[[ Listed records, beginning ]]

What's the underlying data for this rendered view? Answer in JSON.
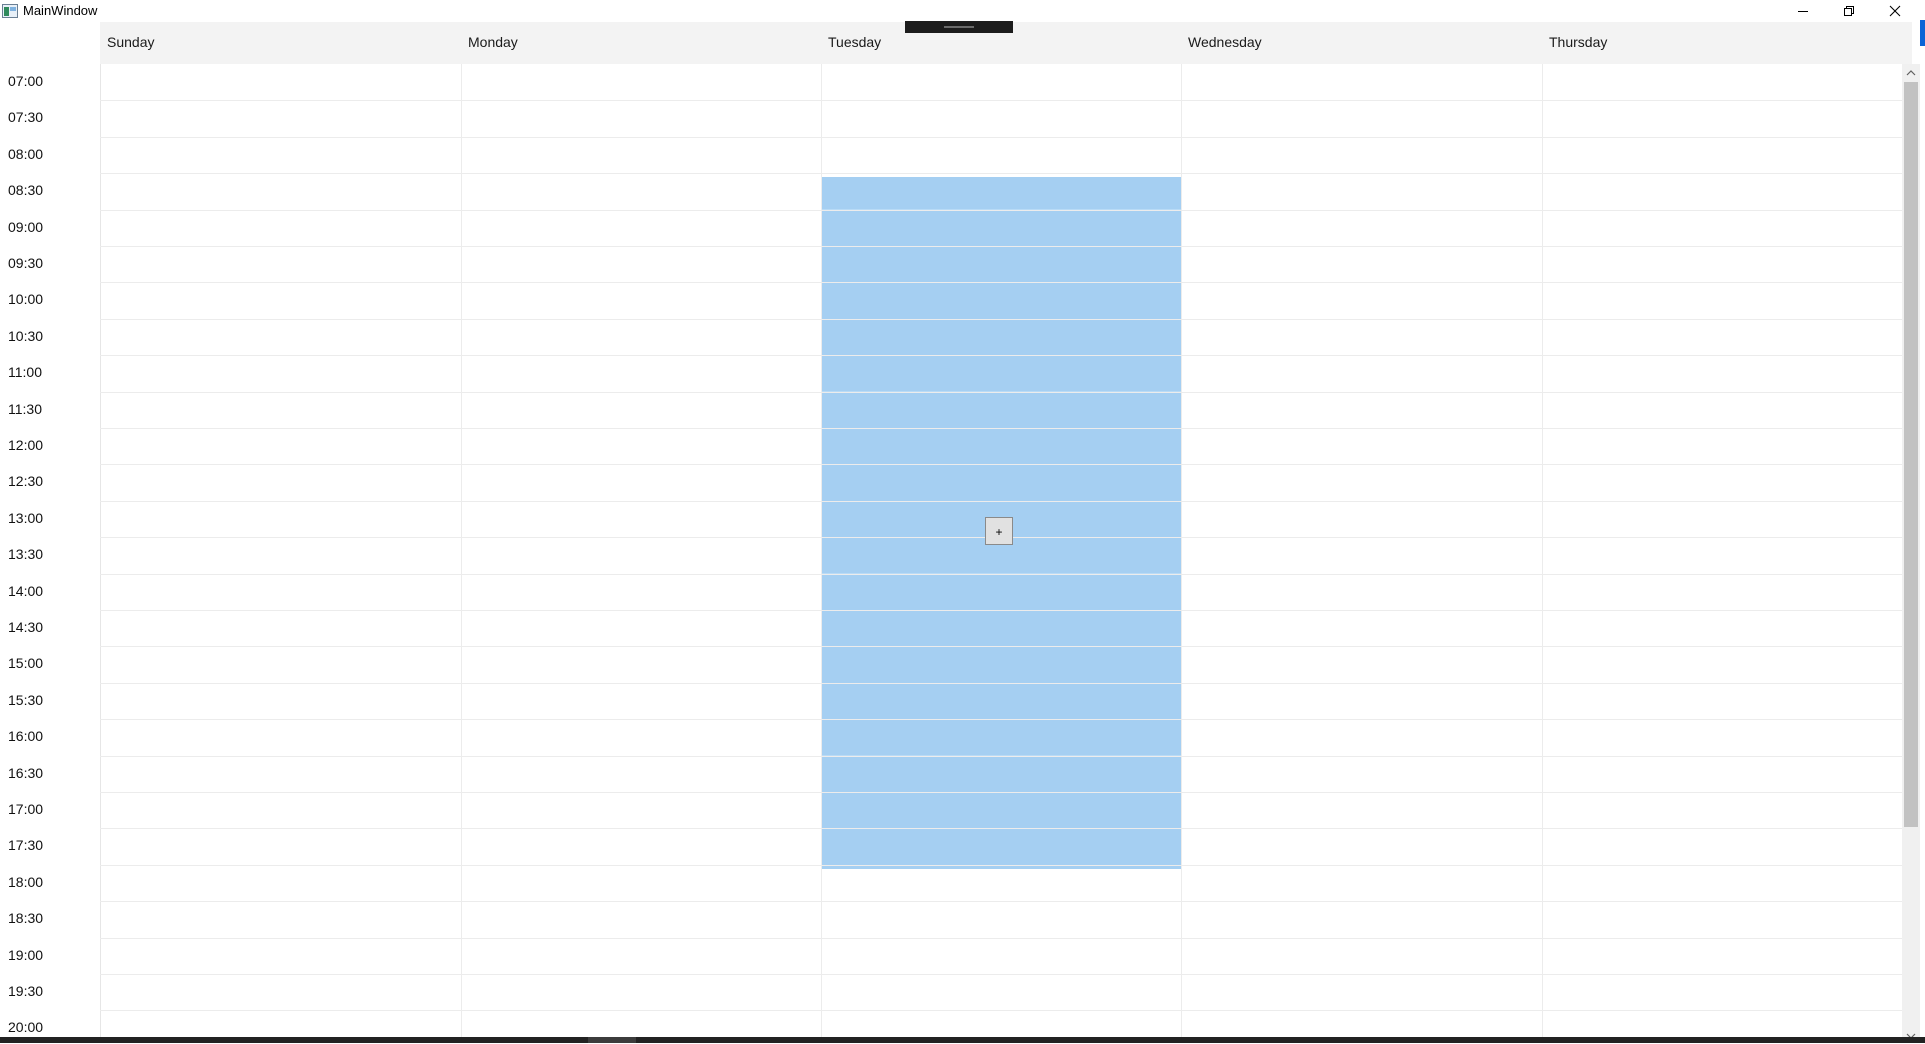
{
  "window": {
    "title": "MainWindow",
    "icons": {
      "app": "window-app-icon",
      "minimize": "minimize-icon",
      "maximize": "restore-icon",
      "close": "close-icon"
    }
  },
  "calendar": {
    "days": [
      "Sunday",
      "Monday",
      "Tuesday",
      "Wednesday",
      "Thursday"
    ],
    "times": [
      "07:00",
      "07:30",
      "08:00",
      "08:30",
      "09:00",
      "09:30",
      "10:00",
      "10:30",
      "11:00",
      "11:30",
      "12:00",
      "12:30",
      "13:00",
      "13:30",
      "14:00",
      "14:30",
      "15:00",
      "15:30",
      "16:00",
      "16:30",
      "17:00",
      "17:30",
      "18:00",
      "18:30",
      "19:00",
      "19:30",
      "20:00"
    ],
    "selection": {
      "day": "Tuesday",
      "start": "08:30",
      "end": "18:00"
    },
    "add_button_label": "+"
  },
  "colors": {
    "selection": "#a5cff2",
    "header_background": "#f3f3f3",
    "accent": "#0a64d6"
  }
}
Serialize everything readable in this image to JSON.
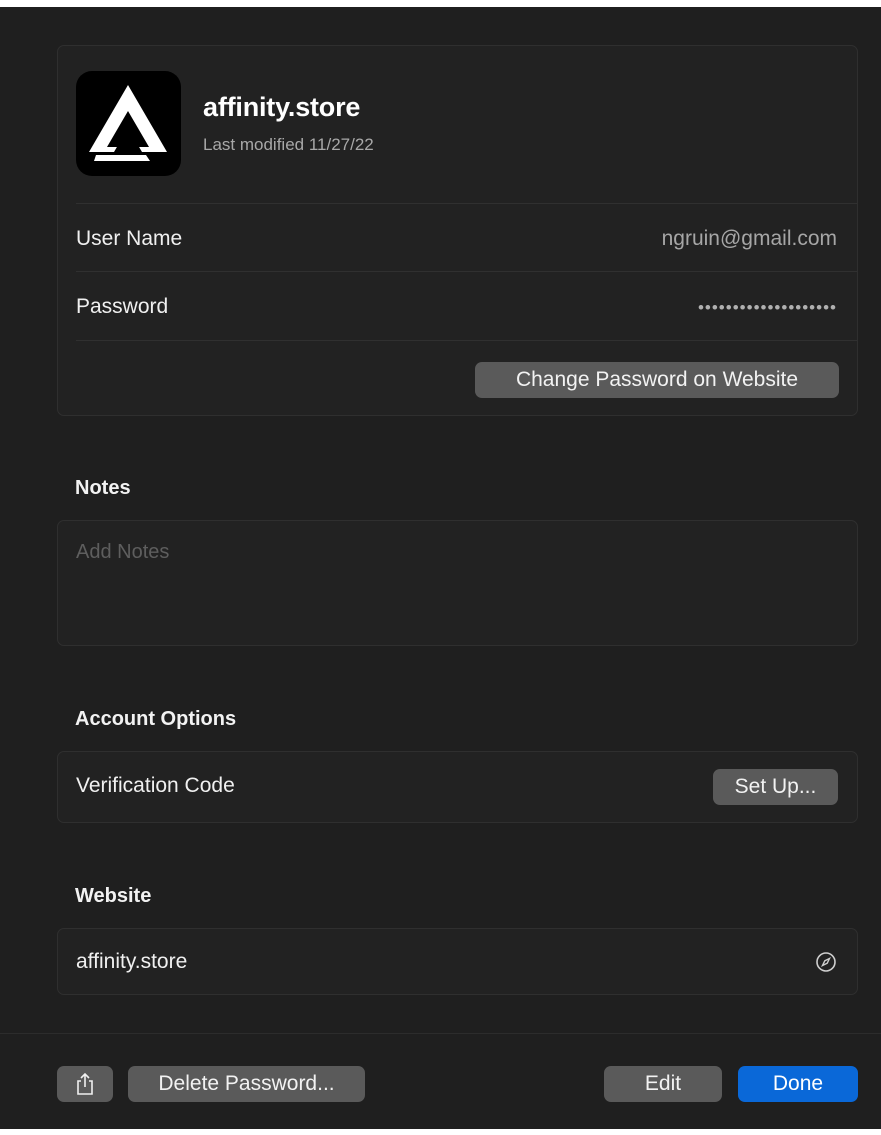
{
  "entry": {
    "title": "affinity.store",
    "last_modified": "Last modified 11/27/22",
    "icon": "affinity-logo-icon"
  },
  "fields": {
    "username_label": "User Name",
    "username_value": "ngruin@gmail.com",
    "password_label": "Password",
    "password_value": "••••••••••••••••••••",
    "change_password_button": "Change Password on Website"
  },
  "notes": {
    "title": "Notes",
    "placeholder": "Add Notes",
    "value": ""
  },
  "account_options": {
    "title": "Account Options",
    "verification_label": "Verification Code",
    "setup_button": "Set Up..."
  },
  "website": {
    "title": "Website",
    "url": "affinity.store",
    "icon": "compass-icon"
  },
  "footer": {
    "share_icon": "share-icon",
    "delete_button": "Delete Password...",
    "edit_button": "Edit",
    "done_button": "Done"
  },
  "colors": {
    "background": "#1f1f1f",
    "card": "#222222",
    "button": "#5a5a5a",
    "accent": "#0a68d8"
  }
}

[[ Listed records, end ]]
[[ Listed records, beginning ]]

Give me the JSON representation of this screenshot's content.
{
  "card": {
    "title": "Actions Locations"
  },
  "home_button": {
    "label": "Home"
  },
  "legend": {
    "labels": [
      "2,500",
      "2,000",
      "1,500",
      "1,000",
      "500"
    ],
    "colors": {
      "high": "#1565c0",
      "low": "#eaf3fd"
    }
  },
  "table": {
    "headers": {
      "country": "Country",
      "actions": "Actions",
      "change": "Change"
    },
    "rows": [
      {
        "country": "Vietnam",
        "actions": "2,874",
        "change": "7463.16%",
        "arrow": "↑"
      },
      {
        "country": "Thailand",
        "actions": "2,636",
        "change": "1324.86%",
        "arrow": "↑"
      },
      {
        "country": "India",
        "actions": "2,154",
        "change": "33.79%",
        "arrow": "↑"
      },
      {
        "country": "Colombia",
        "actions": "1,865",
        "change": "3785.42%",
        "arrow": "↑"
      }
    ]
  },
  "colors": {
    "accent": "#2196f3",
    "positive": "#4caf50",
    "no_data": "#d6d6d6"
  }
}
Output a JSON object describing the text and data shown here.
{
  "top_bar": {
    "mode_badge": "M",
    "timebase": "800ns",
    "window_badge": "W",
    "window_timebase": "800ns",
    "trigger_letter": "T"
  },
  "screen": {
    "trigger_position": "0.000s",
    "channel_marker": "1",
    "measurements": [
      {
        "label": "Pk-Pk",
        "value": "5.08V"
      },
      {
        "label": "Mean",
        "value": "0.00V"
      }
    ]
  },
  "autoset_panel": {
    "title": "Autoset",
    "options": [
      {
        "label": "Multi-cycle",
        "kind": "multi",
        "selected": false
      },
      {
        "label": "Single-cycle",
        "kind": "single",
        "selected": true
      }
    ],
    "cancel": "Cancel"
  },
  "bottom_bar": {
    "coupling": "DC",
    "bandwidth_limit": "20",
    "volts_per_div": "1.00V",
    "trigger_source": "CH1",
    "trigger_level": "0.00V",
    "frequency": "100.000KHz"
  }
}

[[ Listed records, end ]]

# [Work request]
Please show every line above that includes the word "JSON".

# [Exercise result]
What's the underlying data for this rendered view? Answer in JSON.
Serialize everything readable in this image to JSON.
Give me the JSON representation of this screenshot's content.
Output a JSON object describing the text and data shown here.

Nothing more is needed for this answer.